Montero built himself into a quote machine, a brutally honest veteran with old-school perspective who entertains reporters while changing the culture around a championship team.
“The guys here, they helped me a lot,” Montero said. “I always practiced the test with them to see if they were capable of passing that test or not. I will tell you, probably half of this team weren’t capable to do it.”
After passing the test, Montero saw Ryan Dempster, who grew up in Canada and now works as a special assistant for the Cubs: “I told him, ‘Hey, get out of my country.’”
Montero’s children, Angel and Camilla, were born in the U.S. and the family has a spectacular home in Paradise Valley outside Phoenix. The kid from Caracas has earned more than $70 million in his career, according to the salary database at Baseball-Reference.com, and will be remembered forever as part of The Team in Chicago.
“This country is full of opportunities,” Montero said. “I think all of us baseball players, we live the American dream. We’re playing a baseball game. We’re playing a sport that we love to play. We grew up always wanting to be in the big leagues.
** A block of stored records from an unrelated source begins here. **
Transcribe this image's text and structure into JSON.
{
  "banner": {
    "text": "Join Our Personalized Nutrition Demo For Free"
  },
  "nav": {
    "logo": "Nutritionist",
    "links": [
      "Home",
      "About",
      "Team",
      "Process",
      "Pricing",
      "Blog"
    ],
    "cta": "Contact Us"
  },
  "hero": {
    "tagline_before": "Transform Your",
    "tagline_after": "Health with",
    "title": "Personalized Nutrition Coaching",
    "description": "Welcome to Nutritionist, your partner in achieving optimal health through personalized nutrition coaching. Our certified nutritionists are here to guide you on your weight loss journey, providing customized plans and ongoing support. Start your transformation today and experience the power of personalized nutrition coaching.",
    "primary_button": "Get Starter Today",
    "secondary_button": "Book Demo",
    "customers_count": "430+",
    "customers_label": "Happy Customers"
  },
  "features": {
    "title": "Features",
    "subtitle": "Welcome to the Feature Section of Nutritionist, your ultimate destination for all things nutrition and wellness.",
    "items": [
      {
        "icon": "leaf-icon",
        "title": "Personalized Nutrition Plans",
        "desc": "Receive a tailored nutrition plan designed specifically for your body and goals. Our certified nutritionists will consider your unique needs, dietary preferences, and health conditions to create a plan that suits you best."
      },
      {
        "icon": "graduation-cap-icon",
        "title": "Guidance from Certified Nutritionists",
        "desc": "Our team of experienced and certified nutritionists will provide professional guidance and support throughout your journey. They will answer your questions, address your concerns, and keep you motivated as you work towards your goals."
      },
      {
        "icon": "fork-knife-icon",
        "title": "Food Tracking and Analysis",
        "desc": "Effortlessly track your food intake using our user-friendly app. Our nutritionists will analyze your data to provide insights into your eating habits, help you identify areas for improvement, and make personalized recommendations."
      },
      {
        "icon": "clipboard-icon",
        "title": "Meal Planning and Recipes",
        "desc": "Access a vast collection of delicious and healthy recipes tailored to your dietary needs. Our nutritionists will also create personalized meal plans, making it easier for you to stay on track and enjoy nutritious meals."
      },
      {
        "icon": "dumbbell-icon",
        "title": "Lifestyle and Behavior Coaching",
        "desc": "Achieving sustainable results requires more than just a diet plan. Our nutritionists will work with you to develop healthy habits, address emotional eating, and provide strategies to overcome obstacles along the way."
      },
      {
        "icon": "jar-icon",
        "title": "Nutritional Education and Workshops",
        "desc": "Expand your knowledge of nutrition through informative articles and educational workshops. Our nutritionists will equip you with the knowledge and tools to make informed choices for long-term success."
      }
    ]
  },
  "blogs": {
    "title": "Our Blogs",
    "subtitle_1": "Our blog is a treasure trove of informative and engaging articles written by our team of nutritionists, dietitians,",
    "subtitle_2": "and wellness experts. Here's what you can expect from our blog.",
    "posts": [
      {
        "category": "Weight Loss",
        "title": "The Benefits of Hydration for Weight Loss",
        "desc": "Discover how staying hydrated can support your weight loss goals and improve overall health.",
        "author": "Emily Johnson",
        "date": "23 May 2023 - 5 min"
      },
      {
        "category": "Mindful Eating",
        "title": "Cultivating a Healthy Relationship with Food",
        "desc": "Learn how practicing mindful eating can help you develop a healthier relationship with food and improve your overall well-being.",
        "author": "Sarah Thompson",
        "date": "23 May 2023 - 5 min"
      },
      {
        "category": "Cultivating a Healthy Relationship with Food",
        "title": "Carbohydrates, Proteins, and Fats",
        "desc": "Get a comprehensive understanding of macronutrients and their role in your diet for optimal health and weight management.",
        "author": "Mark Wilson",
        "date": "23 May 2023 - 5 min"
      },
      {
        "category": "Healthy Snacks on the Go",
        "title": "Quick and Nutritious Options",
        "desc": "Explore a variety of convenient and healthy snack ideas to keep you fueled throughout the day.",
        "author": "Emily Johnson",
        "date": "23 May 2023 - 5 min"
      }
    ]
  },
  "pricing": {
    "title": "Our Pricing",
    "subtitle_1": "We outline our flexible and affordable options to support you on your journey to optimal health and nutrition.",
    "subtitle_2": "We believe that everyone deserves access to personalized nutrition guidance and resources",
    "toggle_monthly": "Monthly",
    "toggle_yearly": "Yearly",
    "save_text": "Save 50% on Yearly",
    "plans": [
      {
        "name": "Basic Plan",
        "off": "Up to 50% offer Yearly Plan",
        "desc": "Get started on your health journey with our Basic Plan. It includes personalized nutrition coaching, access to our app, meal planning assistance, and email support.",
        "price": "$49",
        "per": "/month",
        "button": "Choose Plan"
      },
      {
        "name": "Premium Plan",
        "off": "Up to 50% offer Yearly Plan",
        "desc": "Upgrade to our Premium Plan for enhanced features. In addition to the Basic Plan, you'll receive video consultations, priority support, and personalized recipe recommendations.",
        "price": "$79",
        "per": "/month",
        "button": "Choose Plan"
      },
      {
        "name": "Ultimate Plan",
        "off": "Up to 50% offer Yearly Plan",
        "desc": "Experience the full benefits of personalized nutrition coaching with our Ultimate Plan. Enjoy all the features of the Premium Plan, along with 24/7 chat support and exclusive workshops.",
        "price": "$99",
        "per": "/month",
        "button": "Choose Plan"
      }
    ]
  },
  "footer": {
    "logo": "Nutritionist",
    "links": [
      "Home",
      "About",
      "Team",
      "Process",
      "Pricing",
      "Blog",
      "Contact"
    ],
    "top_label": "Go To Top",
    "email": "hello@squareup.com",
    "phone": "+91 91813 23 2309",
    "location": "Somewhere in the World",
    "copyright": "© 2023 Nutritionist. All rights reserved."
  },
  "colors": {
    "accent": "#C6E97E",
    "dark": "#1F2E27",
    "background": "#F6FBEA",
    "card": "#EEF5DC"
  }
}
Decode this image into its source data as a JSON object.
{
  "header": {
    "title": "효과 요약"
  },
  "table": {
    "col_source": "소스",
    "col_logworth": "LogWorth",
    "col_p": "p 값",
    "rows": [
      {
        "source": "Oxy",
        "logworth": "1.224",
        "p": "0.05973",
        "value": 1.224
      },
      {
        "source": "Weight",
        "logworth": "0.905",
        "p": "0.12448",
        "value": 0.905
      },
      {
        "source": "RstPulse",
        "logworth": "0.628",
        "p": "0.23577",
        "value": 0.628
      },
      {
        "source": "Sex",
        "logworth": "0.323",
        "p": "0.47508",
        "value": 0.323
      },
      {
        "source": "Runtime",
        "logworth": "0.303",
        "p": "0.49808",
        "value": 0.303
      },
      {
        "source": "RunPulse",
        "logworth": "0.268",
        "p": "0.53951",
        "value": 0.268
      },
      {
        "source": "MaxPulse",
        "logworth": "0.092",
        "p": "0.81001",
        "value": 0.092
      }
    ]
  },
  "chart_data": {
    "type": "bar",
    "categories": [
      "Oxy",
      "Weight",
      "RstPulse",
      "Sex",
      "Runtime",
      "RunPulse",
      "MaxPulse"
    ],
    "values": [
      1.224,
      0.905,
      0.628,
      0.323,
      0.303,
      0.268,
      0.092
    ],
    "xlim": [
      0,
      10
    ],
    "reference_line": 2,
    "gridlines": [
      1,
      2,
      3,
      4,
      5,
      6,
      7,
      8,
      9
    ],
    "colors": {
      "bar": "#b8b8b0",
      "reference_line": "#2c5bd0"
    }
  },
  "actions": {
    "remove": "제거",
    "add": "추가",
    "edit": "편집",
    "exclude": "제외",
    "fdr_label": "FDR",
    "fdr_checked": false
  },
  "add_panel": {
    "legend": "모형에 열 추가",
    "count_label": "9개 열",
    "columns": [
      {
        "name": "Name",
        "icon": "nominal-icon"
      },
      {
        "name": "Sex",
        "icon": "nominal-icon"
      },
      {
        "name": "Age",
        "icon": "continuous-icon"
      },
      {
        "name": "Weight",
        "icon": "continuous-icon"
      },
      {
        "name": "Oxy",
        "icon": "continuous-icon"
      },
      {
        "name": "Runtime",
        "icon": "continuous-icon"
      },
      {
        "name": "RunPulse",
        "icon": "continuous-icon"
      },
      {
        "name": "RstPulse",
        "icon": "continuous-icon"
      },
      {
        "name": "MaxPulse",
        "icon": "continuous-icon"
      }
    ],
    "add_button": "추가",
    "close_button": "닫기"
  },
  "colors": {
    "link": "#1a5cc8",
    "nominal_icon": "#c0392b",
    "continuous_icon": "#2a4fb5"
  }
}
Now, we’re here, and we’re making a lot of money for what we love to do.
“We’re all living the American dream.”